“Do not let your eye be drawn by the false beacon lamps of wealth, or position, or fame, or possessions. Be vigilant over your will and desires, for these are the corrupt forces that dwell within, and keep you from living free.” – John of the Cross
A short time ago, I met a woman named Loralai (pronounced: “Laura-Lie”). We had a most wonderful conversation. While we were talking, I happened to comment on the beautiful sound of her name and asked about its origin. She proceeded to tell me it meant “River of Doom.” Intrigued by such a unique meaning, I asked her to continue.
She began telling me of the Rhine River and Loreley Rock which marks one of its most well-known and dangerous sections. As legend tells the story, a mermaid once lived on the very top of the rock. Through the fog, her seductive song would lure sailors to abandon ship in search of her… always resulting in their doom. Even those sailors who remained with the ship would become so enchanted with her song, they would often lose sight of the water and be washed ashore upon the rocks.

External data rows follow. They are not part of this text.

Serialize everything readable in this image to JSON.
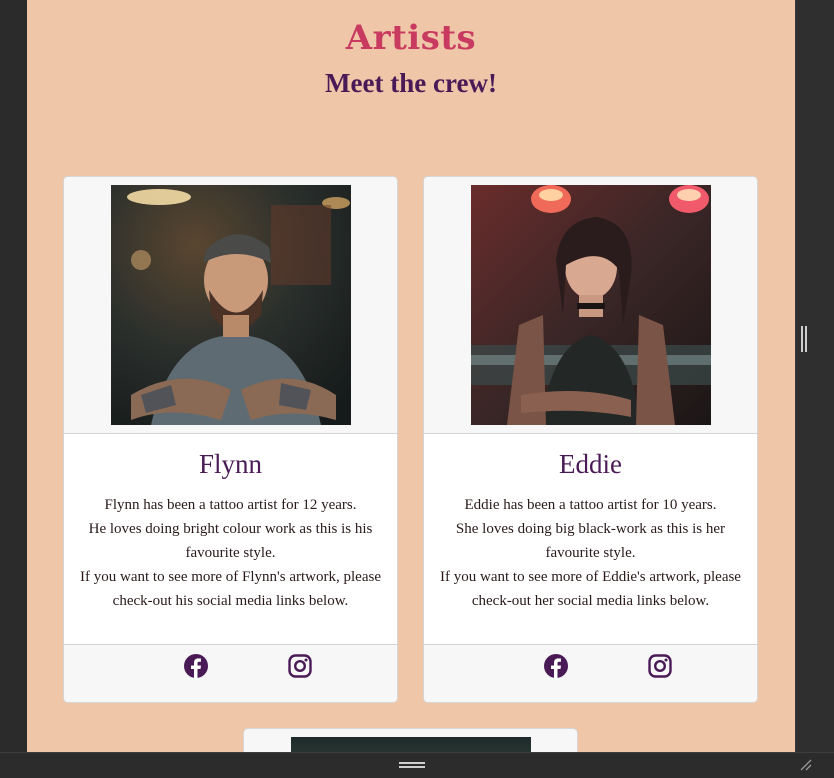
{
  "page": {
    "title": "Artists",
    "subtitle": "Meet the crew!"
  },
  "colors": {
    "background": "#f0c6a8",
    "title": "#c83a60",
    "accent": "#4a1a57"
  },
  "artists": [
    {
      "name": "Flynn",
      "photo_alt": "Flynn portrait",
      "lines": [
        "Flynn has been a tattoo artist for 12 years.",
        "He loves doing bright colour work as this is his favourite style.",
        "If you want to see more of Flynn's artwork, please check-out his social media links below."
      ],
      "social": [
        "facebook-icon",
        "instagram-icon"
      ]
    },
    {
      "name": "Eddie",
      "photo_alt": "Eddie portrait",
      "lines": [
        "Eddie has been a tattoo artist for 10 years.",
        "She loves doing big black-work as this is her favourite style.",
        "If you want to see more of Eddie's artwork, please check-out her social media links below."
      ],
      "social": [
        "facebook-icon",
        "instagram-icon"
      ]
    }
  ]
}
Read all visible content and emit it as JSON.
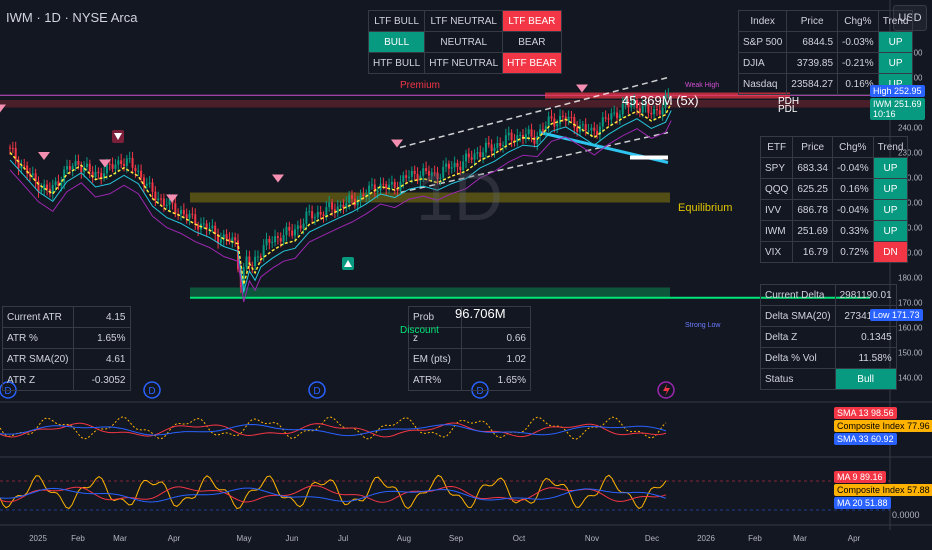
{
  "header": {
    "title": "IWM · 1D · NYSE Arca",
    "currency": "USD"
  },
  "colors": {
    "bull": "#089981",
    "bear": "#f23645",
    "bg": "#131722",
    "premium": "#f23645",
    "equilibrium": "#c8b400",
    "discount": "#00e676"
  },
  "ltf_panel": {
    "rows": [
      [
        "LTF BULL",
        "LTF NEUTRAL",
        "LTF BEAR"
      ],
      [
        "BULL",
        "NEUTRAL",
        "BEAR"
      ],
      [
        "HTF BULL",
        "HTF NEUTRAL",
        "HTF BEAR"
      ]
    ],
    "active": [
      2,
      0,
      2
    ]
  },
  "index_table": {
    "headers": [
      "Index",
      "Price",
      "Chg%",
      "Trend"
    ],
    "rows": [
      [
        "S&P 500",
        "6844.5",
        "-0.03%",
        "UP"
      ],
      [
        "DJIA",
        "3739.85",
        "-0.21%",
        "UP"
      ],
      [
        "Nasdaq",
        "23584.27",
        "0.16%",
        "UP"
      ]
    ]
  },
  "etf_table": {
    "headers": [
      "ETF",
      "Price",
      "Chg%",
      "Trend"
    ],
    "rows": [
      [
        "SPY",
        "683.34",
        "-0.04%",
        "UP"
      ],
      [
        "QQQ",
        "625.25",
        "0.16%",
        "UP"
      ],
      [
        "IVV",
        "686.78",
        "-0.04%",
        "UP"
      ],
      [
        "IWM",
        "251.69",
        "0.33%",
        "UP"
      ],
      [
        "VIX",
        "16.79",
        "0.72%",
        "DN"
      ]
    ]
  },
  "atr_table": {
    "rows": [
      [
        "Current ATR",
        "4.15"
      ],
      [
        "ATR %",
        "1.65%"
      ],
      [
        "ATR SMA(20)",
        "4.61"
      ],
      [
        "ATR Z",
        "-0.3052"
      ]
    ]
  },
  "em_table": {
    "rows": [
      [
        "Prob",
        ""
      ],
      [
        "z",
        "0.66"
      ],
      [
        "EM (pts)",
        "1.02"
      ],
      [
        "ATR%",
        "1.65%"
      ]
    ]
  },
  "delta_table": {
    "rows": [
      [
        "Current Delta",
        "2981190.01"
      ],
      [
        "Delta SMA(20)",
        "2734158.2"
      ],
      [
        "Delta Z",
        "0.1345"
      ],
      [
        "Delta % Vol",
        "11.58%"
      ],
      [
        "Status",
        "Bull"
      ]
    ]
  },
  "annotations": {
    "premium": "Premium",
    "equilibrium": "Equilibrium",
    "discount": "Discount",
    "volume_top": "45.369M (5x)",
    "volume_bottom": "96.706M",
    "pdh": "PDH",
    "pdl": "PDL",
    "watermark": "1D",
    "weak_high": "Weak High",
    "strong_low": "Strong Low"
  },
  "price_tags": {
    "high_label": "High",
    "high_value": "252.95",
    "iwm_label": "IWM",
    "iwm_value": "251.69",
    "iwm_time": "10:16",
    "low_label": "Low",
    "low_value": "171.73"
  },
  "indicator_tags": {
    "sma13_label": "SMA 13",
    "sma13_value": "98.56",
    "ci1_label": "Composite Index",
    "ci1_value": "77.96",
    "sma33_label": "SMA 33",
    "sma33_value": "60.92",
    "ma9_label": "MA 9",
    "ma9_value": "89.16",
    "ci2_label": "Composite Index",
    "ci2_value": "57.88",
    "ma20_label": "MA 20",
    "ma20_value": "51.88",
    "zero": "0.0000"
  },
  "chart_data": {
    "type": "candlestick",
    "symbol": "IWM",
    "timeframe": "1D",
    "x_ticks": [
      "2025",
      "Feb",
      "Mar",
      "Apr",
      "May",
      "Jun",
      "Jul",
      "Aug",
      "Sep",
      "Oct",
      "Nov",
      "Dec",
      "2026",
      "Feb",
      "Mar",
      "Apr"
    ],
    "y_ticks": [
      270,
      260,
      250,
      240,
      230,
      220,
      210,
      200,
      190,
      180,
      170,
      160,
      150,
      140
    ],
    "ylim": [
      135,
      275
    ],
    "closes": [
      [
        0,
        232
      ],
      [
        5,
        225
      ],
      [
        10,
        218
      ],
      [
        15,
        214
      ],
      [
        20,
        222
      ],
      [
        25,
        226
      ],
      [
        30,
        221
      ],
      [
        35,
        223
      ],
      [
        40,
        227
      ],
      [
        45,
        224
      ],
      [
        50,
        215
      ],
      [
        55,
        210
      ],
      [
        60,
        207
      ],
      [
        65,
        203
      ],
      [
        70,
        200
      ],
      [
        75,
        196
      ],
      [
        80,
        194
      ],
      [
        82,
        178
      ],
      [
        84,
        187
      ],
      [
        86,
        184
      ],
      [
        88,
        190
      ],
      [
        92,
        194
      ],
      [
        96,
        197
      ],
      [
        100,
        198
      ],
      [
        105,
        204
      ],
      [
        110,
        206
      ],
      [
        115,
        208
      ],
      [
        120,
        210
      ],
      [
        125,
        213
      ],
      [
        130,
        217
      ],
      [
        135,
        216
      ],
      [
        140,
        220
      ],
      [
        145,
        222
      ],
      [
        150,
        221
      ],
      [
        155,
        224
      ],
      [
        160,
        226
      ],
      [
        165,
        230
      ],
      [
        170,
        232
      ],
      [
        175,
        235
      ],
      [
        180,
        237
      ],
      [
        185,
        236
      ],
      [
        190,
        242
      ],
      [
        195,
        244
      ],
      [
        200,
        241
      ],
      [
        205,
        238
      ],
      [
        210,
        243
      ],
      [
        215,
        247
      ],
      [
        220,
        250
      ],
      [
        225,
        246
      ],
      [
        230,
        248
      ],
      [
        232,
        252
      ]
    ],
    "indicator1_range": [
      0,
      100
    ],
    "indicator2_range": [
      0,
      100
    ],
    "indicator_x_ticks": []
  }
}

Loralai ended the conversation by saying, “And that’s why you just don’t hear the name very often.” But the legend of the Lorelei had me hooked. The metaphor for life was so apparent I could not shake it from my mind. I meditated on the story for the rest of our time together and on into the evening… little did I know the most well-known poem about the Lorelei begins with a similar thought about its seductive nature, “The legend haunts me and will not depart.”
Here is the full English translation of the German poem by Heinrich Heine, 1824.
Translated by A.Z. Foreman
I know not if there is a reason
Why I am so sad at heart.
A legend of bygone ages
Haunts me and will not depart.
The air is cool under nightfall.
The calm Rhine courses its way.
The peak of the mountain is sparkling
With evening’s final ray.
The fairest of maidens is sitting
Unwittingly wondrous up there,
Her golden jewels are shining,
She’s combing her golden hair.
The comb she holds is golden,
She sings a song as well
Whose melody binds an enthralling
And overpowering spell.
In his little boat, the boatman
Is seized with a savage woe,
He’d rather look up at the mountain
Than down at the rocks below.
I think that the waves will devour
The boatman and boat as one;
And this by her song’s sheer power
Fair Lorelei has done.
To me, this poem serves as a metaphor and an enchanting reminder of the trappings of this world. This world can indeed be very seductive. And many have been caught up in its offerings, its temptations, and its passions for power. The world, its riches, and its fleeting pleasures call for our attention from mountaintops all around us. And often times in our zeal to achieve them, we lose sight of the very hazards before us.
We were designed to live for far greater pursuits than the passions of this world. And with that as the metaphor, may the legend of the Lorelei always haunt our affections.
It’s been a busy several months here at Becoming Minimalist.
- We released a new book for high school students, college students, and young adults.
- We launched a brand-new avenue to book Joshua for public speaking events (conferences, colleges, churches, schools, workshops, etc.)
- We started a newsletter aimed at intentionally promoting the message of minimalism.
- We have put together a SXSW presentation on minimalism and entrepreneurship. For which, we’d love your vote.
Image: Cat Sidh